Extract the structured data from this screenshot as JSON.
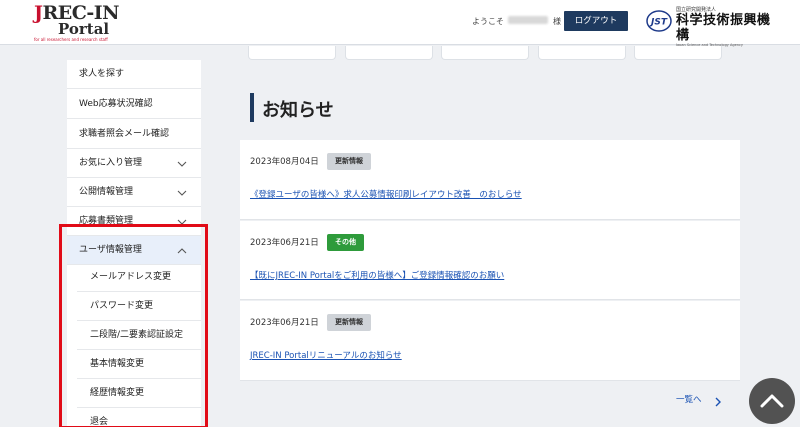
{
  "header": {
    "logo": {
      "name": "JREC-IN",
      "portal": "Portal",
      "tagline": "for all researchers and research staff"
    },
    "welcome": "ようこそ",
    "honorific": "様",
    "logout_label": "ログアウト",
    "org": {
      "small": "国立研究開発法人",
      "name": "科学技術振興機構",
      "english": "Japan Science and Technology Agency",
      "mark": "JST"
    }
  },
  "sidebar": {
    "items": [
      {
        "label": "求人を探す"
      },
      {
        "label": "Web応募状況確認"
      },
      {
        "label": "求職者照会メール確認"
      },
      {
        "label": "お気に入り管理"
      },
      {
        "label": "公開情報管理"
      },
      {
        "label": "応募書類管理"
      },
      {
        "label": "ユーザ情報管理"
      }
    ],
    "subitems": [
      {
        "label": "メールアドレス変更"
      },
      {
        "label": "パスワード変更"
      },
      {
        "label": "二段階/二要素認証設定"
      },
      {
        "label": "基本情報変更"
      },
      {
        "label": "経歴情報変更"
      },
      {
        "label": "退会"
      }
    ]
  },
  "main": {
    "title": "お知らせ",
    "news": [
      {
        "date": "2023年08月04日",
        "tag": "更新情報",
        "tag_color": "#cfd3d8",
        "link": "《登録ユーザの皆様へ》求人公募情報印刷レイアウト改善　のおしらせ"
      },
      {
        "date": "2023年06月21日",
        "tag": "その他",
        "tag_color": "#2e9b3b",
        "link": "【既にJREC-IN Portalをご利用の皆様へ】ご登録情報確認のお願い"
      },
      {
        "date": "2023年06月21日",
        "tag": "更新情報",
        "tag_color": "#cfd3d8",
        "link": "JREC-IN Portalリニューアルのお知らせ"
      }
    ],
    "more_label": "一覧へ"
  },
  "colors": {
    "accent": "#1e3a5f",
    "link": "#1a52b3",
    "highlight": "#e10b17",
    "active_bg": "#e8effa"
  },
  "icons": {
    "chevron": "chevron-down-icon",
    "chevron_up": "chevron-up-icon",
    "more": "chevron-right-icon",
    "pagetop": "arrow-up-icon"
  }
}
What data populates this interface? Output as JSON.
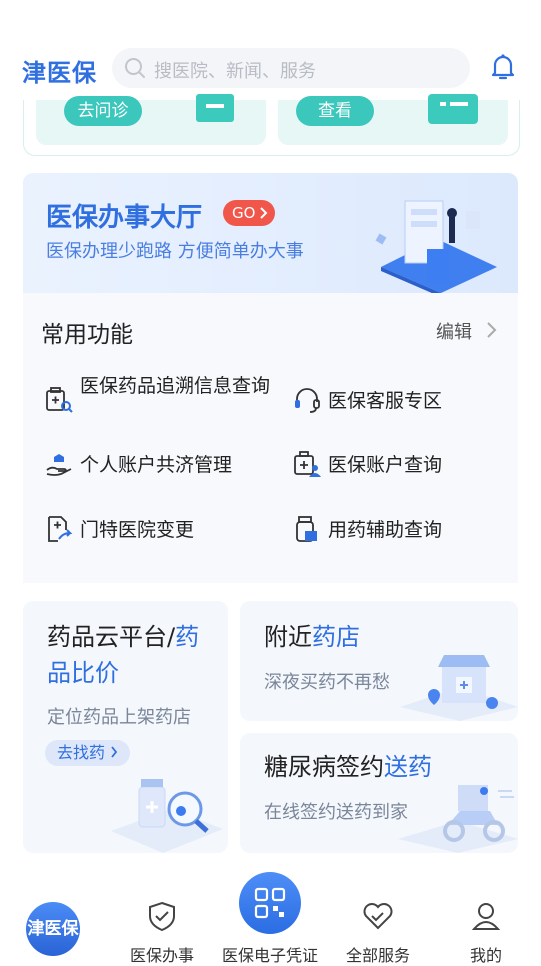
{
  "header": {
    "logo": "津医保",
    "search_placeholder": "搜医院、新闻、服务"
  },
  "top_card": {
    "left_button": "去问诊",
    "right_button": "查看"
  },
  "hall": {
    "title": "医保办事大厅",
    "go_badge": "GO",
    "subtitle": "医保办理少跑路 方便简单办大事"
  },
  "common_functions": {
    "title": "常用功能",
    "edit_label": "编辑",
    "items": [
      {
        "label": "医保药品追溯信息查询",
        "icon": "drug-search-icon"
      },
      {
        "label": "医保客服专区",
        "icon": "headset-icon"
      },
      {
        "label": "个人账户共济管理",
        "icon": "hand-care-icon"
      },
      {
        "label": "医保账户查询",
        "icon": "medkit-user-icon"
      },
      {
        "label": "门特医院变更",
        "icon": "document-change-icon"
      },
      {
        "label": "用药辅助查询",
        "icon": "medicine-bottle-icon"
      }
    ]
  },
  "cards": {
    "drug_cloud": {
      "title_a": "药品云平台/",
      "title_b": "药品比价",
      "subtitle": "定位药品上架药店",
      "button": "去找药"
    },
    "nearby": {
      "title_a": "附近",
      "title_b": "药店",
      "subtitle": "深夜买药不再愁"
    },
    "diabetes": {
      "title_a": "糖尿病签约",
      "title_b": "送药",
      "subtitle": "在线签约送药到家"
    }
  },
  "bottom_nav": {
    "home": "津医保",
    "items": [
      "医保办事",
      "医保电子凭证",
      "全部服务",
      "我的"
    ]
  },
  "colors": {
    "brand_blue": "#2f6fe0",
    "teal": "#3cc7bd",
    "go_red": "#f0574a"
  }
}
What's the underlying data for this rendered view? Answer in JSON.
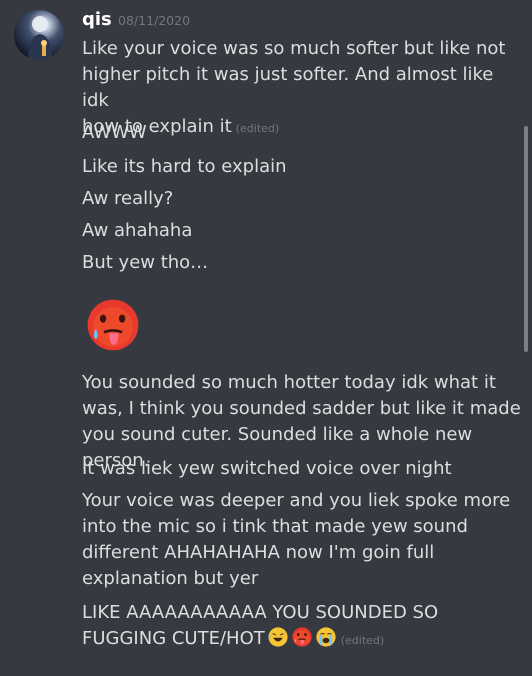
{
  "message_group": {
    "author": "qis",
    "timestamp": "08/11/2020",
    "edited_label": "(edited)",
    "messages": [
      "Like your voice was so much softer but like not\nhigher pitch it was just softer. And almost like idk\nhow to explain it",
      "AWWW",
      "Like its hard to explain",
      "Aw really?",
      "Aw ahahaha",
      "But yew tho…",
      "You sounded so much hotter today idk what it\nwas, I think you sounded sadder but like it made\nyou sound cuter. Sounded like a whole new person.",
      "It was liek yew switched voice over night",
      "Your voice was deeper and you liek spoke more\ninto the mic  so i tink that made yew sound\ndifferent AHAHAHAHA now I'm goin full\nexplanation but yer",
      "LIKE AAAAAAAAAAA YOU SOUNDED SO\nFUGGING CUTE/HOT"
    ],
    "emoji": {
      "big": "hot-face-emoji",
      "reactions": [
        "rolling-on-floor-laughing-emoji",
        "hot-face-emoji",
        "loudly-crying-emoji"
      ]
    }
  },
  "colors": {
    "background": "#36393f",
    "text": "#dcddde",
    "username": "#ffffff",
    "muted": "#72767d"
  }
}
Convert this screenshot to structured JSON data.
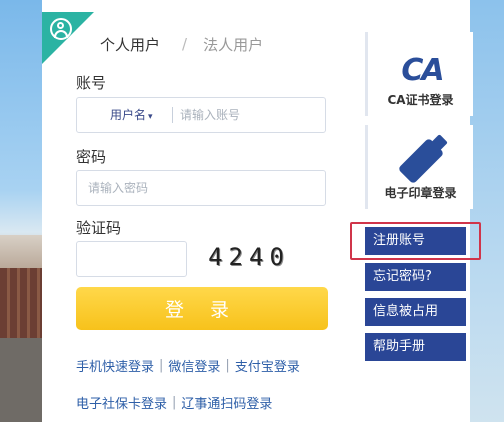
{
  "tabs": {
    "personal": "个人用户",
    "separator": "/",
    "legal": "法人用户"
  },
  "account": {
    "label": "账号",
    "type_select": "用户名",
    "caret": "▾",
    "placeholder": "请输入账号"
  },
  "password": {
    "label": "密码",
    "placeholder": "请输入密码"
  },
  "captcha": {
    "label": "验证码",
    "image_text": "4240"
  },
  "login_button": "登 录",
  "quick_links_row1": [
    "手机快速登录",
    "微信登录",
    "支付宝登录"
  ],
  "quick_links_row2": [
    "电子社保卡登录",
    "辽事通扫码登录"
  ],
  "link_separator": "|",
  "methods": {
    "ca_logo": "CA",
    "ca_label": "CA证书登录",
    "seal_label": "电子印章登录"
  },
  "side_buttons": {
    "register": "注册账号",
    "forgot": "忘记密码?",
    "occupied": "信息被占用",
    "help": "帮助手册"
  },
  "colors": {
    "accent_teal": "#2bb3a3",
    "brand_blue": "#2a4696",
    "login_yellow": "#f7c21b",
    "highlight_red": "#d0354a"
  }
}
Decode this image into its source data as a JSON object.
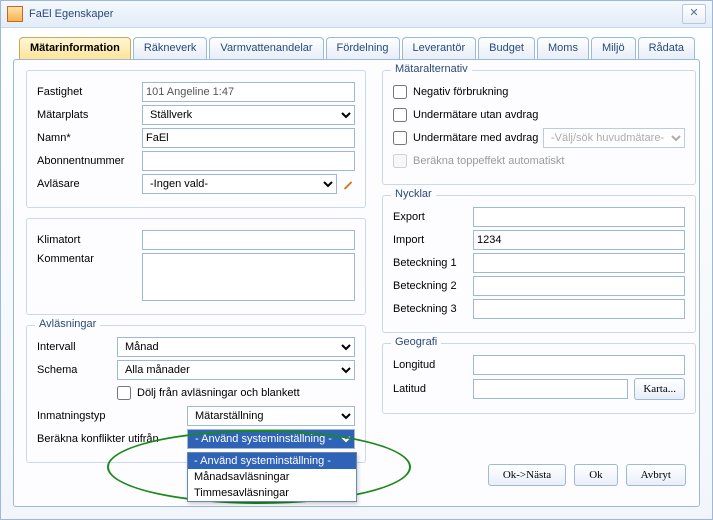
{
  "window": {
    "title": "FaEl Egenskaper"
  },
  "tabs": {
    "matarinformation": "Mätarinformation",
    "rakneverk": "Räkneverk",
    "varmvattenandelar": "Varmvattenandelar",
    "fordelning": "Fördelning",
    "leverantor": "Leverantör",
    "budget": "Budget",
    "moms": "Moms",
    "miljo": "Miljö",
    "radata": "Rådata"
  },
  "left_top": {
    "fastighet_label": "Fastighet",
    "fastighet_value": "101 Angeline 1:47",
    "matarplats_label": "Mätarplats",
    "matarplats_value": "Ställverk",
    "namn_label": "Namn*",
    "namn_value": "FaEl",
    "abonnentnummer_label": "Abonnentnummer",
    "abonnentnummer_value": "",
    "avlasare_label": "Avläsare",
    "avlasare_value": "-Ingen vald-"
  },
  "left_mid": {
    "klimatort_label": "Klimatort",
    "klimatort_value": "",
    "kommentar_label": "Kommentar",
    "kommentar_value": ""
  },
  "avlasningar": {
    "legend": "Avläsningar",
    "intervall_label": "Intervall",
    "intervall_value": "Månad",
    "schema_label": "Schema",
    "schema_value": "Alla månader",
    "hide_checkbox": "Dölj från avläsningar och blankett",
    "inmatningstyp_label": "Inmatningstyp",
    "inmatningstyp_value": "Mätarställning",
    "berakna_label": "Beräkna konflikter utifrån",
    "berakna_value": "- Använd systeminställning -",
    "dropdown_options": {
      "o1": "- Använd systeminställning -",
      "o2": "Månadsavläsningar",
      "o3": "Timmesavläsningar"
    }
  },
  "mataralternativ": {
    "legend": "Mätaralternativ",
    "negativ": "Negativ förbrukning",
    "under_utan": "Undermätare utan avdrag",
    "under_med": "Undermätare med avdrag",
    "huvud_placeholder": "-Välj/sök huvudmätare-",
    "berakna_topp": "Beräkna toppeffekt automatiskt"
  },
  "nycklar": {
    "legend": "Nycklar",
    "export_label": "Export",
    "export_value": "",
    "import_label": "Import",
    "import_value": "1234",
    "bet1_label": "Beteckning 1",
    "bet1_value": "",
    "bet2_label": "Beteckning 2",
    "bet2_value": "",
    "bet3_label": "Beteckning 3",
    "bet3_value": ""
  },
  "geografi": {
    "legend": "Geografi",
    "longitud_label": "Longitud",
    "longitud_value": "",
    "latitud_label": "Latitud",
    "latitud_value": "",
    "karta_btn": "Karta..."
  },
  "footer": {
    "ok_next": "Ok->Nästa",
    "ok": "Ok",
    "cancel": "Avbryt"
  }
}
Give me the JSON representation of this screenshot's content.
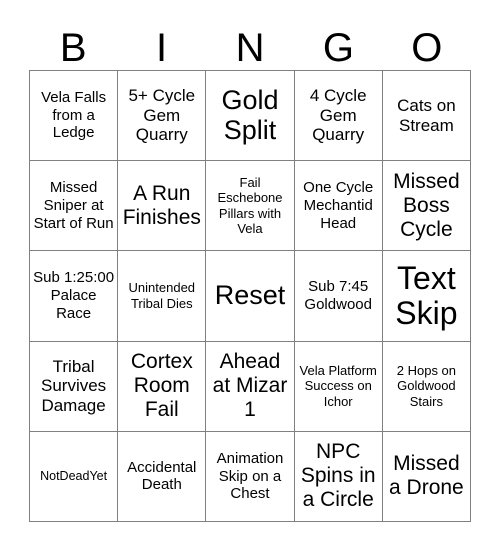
{
  "card": {
    "title": "BINGO",
    "headers": [
      "B",
      "I",
      "N",
      "G",
      "O"
    ],
    "rows": [
      [
        {
          "text": "Vela Falls from a Ledge",
          "size": "sm"
        },
        {
          "text": "5+ Cycle Gem Quarry",
          "size": "md"
        },
        {
          "text": "Gold Split",
          "size": "xl"
        },
        {
          "text": "4 Cycle Gem Quarry",
          "size": "md"
        },
        {
          "text": "Cats on Stream",
          "size": "md"
        }
      ],
      [
        {
          "text": "Missed Sniper at Start of Run",
          "size": "sm"
        },
        {
          "text": "A Run Finishes",
          "size": "lg"
        },
        {
          "text": "Fail Eschebone Pillars with Vela",
          "size": "xs"
        },
        {
          "text": "One Cycle Mechantid Head",
          "size": "sm"
        },
        {
          "text": "Missed Boss Cycle",
          "size": "lg"
        }
      ],
      [
        {
          "text": "Sub 1:25:00 Palace Race",
          "size": "sm"
        },
        {
          "text": "Unintended Tribal Dies",
          "size": "xs"
        },
        {
          "text": "Reset",
          "size": "xl"
        },
        {
          "text": "Sub 7:45 Goldwood",
          "size": "sm"
        },
        {
          "text": "Text Skip",
          "size": "xxl"
        }
      ],
      [
        {
          "text": "Tribal Survives Damage",
          "size": "md"
        },
        {
          "text": "Cortex Room Fail",
          "size": "lg"
        },
        {
          "text": "Ahead at Mizar 1",
          "size": "lg"
        },
        {
          "text": "Vela Platform Success on Ichor",
          "size": "xs"
        },
        {
          "text": "2 Hops on Goldwood Stairs",
          "size": "xs"
        }
      ],
      [
        {
          "text": "NotDeadYet",
          "size": "xxs"
        },
        {
          "text": "Accidental Death",
          "size": "sm"
        },
        {
          "text": "Animation Skip on a Chest",
          "size": "sm"
        },
        {
          "text": "NPC Spins in a Circle",
          "size": "lg"
        },
        {
          "text": "Missed a Drone",
          "size": "lg"
        }
      ]
    ]
  },
  "colors": {
    "background": "#ffffff",
    "text": "#000000",
    "grid_line": "#808080"
  }
}
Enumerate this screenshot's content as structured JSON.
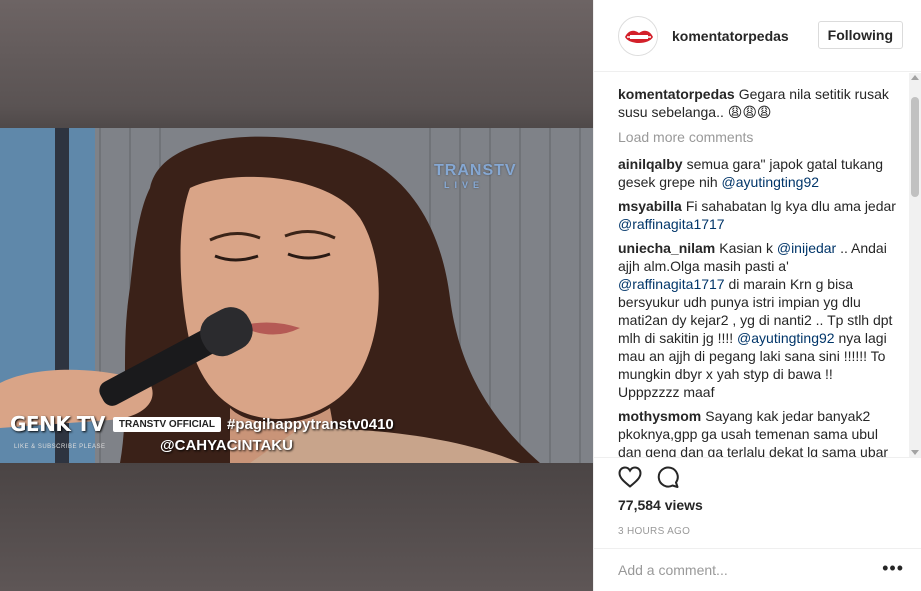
{
  "media": {
    "watermark_main": "TRANSTV",
    "watermark_sub": "LIVE",
    "channel_logo": "GENK TV",
    "channel_logo_sub": "LIKE & SUBSCRIBE PLEASE",
    "official_label": "TRANSTV OFFICIAL",
    "hashtag": "#pagihappytranstv0410",
    "video_handle": "@CAHYACINTAKU"
  },
  "header": {
    "username": "komentatorpedas",
    "follow_label": "Following"
  },
  "caption": {
    "username": "komentatorpedas",
    "text": "Gegara nila setitik rusak susu sebelanga.. 😩😩😩"
  },
  "load_more": "Load more comments",
  "comments": [
    {
      "username": "ainilqalby",
      "text": "semua gara\" japok gatal tukang gesek grepe nih",
      "mention": "@ayutingting92",
      "text2": ""
    },
    {
      "username": "msyabilla",
      "text": "Fi sahabatan lg kya dlu ama jedar",
      "mention": "@raffinagita1717",
      "text2": ""
    },
    {
      "username": "uniecha_nilam",
      "text": "Kasian k",
      "mention": "@inijedar",
      "text2": ".. Andai ajjh alm.Olga masih pasti a'",
      "mention2": "@raffinagita1717",
      "text3": "di marain Krn g bisa bersyukur udh punya istri impian yg dlu mati2an dy kejar2 , yg di nanti2 .. Tp stlh dpt mlh di sakitin jg !!!!",
      "mention3": "@ayutingting92",
      "text4": "nya lagi mau an ajjh di pegang laki sana sini !!!!!! To mungkin dbyr x yah styp di bawa !! Upppzzzz maaf"
    },
    {
      "username": "mothysmom",
      "text": "Sayang kak jedar banyak2 pkoknya,gpp ga usah temenan sama ubul dan geng dan ga terlalu dekat lg sama ubar"
    }
  ],
  "actions": {
    "like_icon": "heart-icon",
    "comment_icon": "comment-icon",
    "views": "77,584 views",
    "time": "3 HOURS AGO"
  },
  "add_comment": {
    "placeholder": "Add a comment...",
    "more": "•••"
  },
  "colors": {
    "text": "#262626",
    "muted": "#999999",
    "mention": "#003569",
    "border": "#efefef"
  }
}
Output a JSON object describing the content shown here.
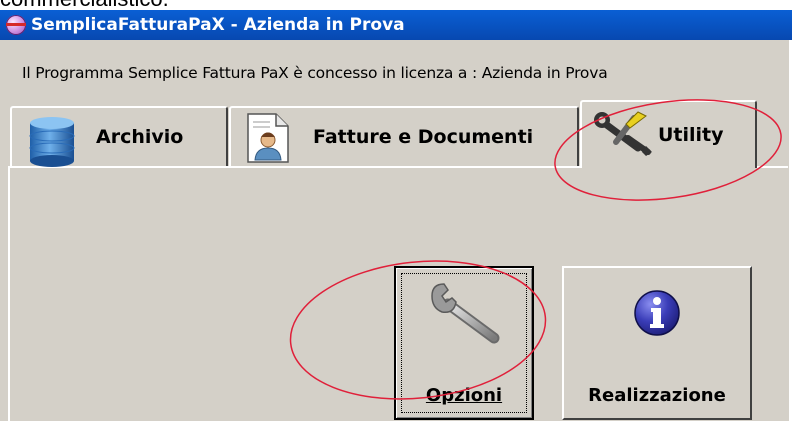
{
  "top_fragment": "commercialistico.",
  "window": {
    "title": "SemplicaFatturaPaX - Azienda in Prova",
    "license_text": "Il Programma Semplice Fattura PaX è concesso in licenza a : Azienda in Prova"
  },
  "tabs": [
    {
      "label": "Archivio",
      "icon": "database-icon"
    },
    {
      "label": "Fatture e Documenti",
      "icon": "document-person-icon"
    },
    {
      "label": "Utility",
      "icon": "tools-icon",
      "selected": true
    }
  ],
  "buttons": [
    {
      "label": "Opzioni",
      "icon": "wrench-icon",
      "focused": true
    },
    {
      "label": "Realizzazione",
      "icon": "info-icon"
    }
  ],
  "colors": {
    "titlebar": "#0a5fd4",
    "window_bg": "#d4d0c8",
    "annotation": "#e0203a"
  }
}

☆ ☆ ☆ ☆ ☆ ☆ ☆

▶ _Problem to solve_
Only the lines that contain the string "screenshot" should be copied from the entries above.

▶ _Solution for this task_
Extract the structured data from this screenshot as JSON.
Convert this screenshot to structured JSON data.
Give me the JSON representation of this screenshot's content.
Enumerate this screenshot's content as structured JSON.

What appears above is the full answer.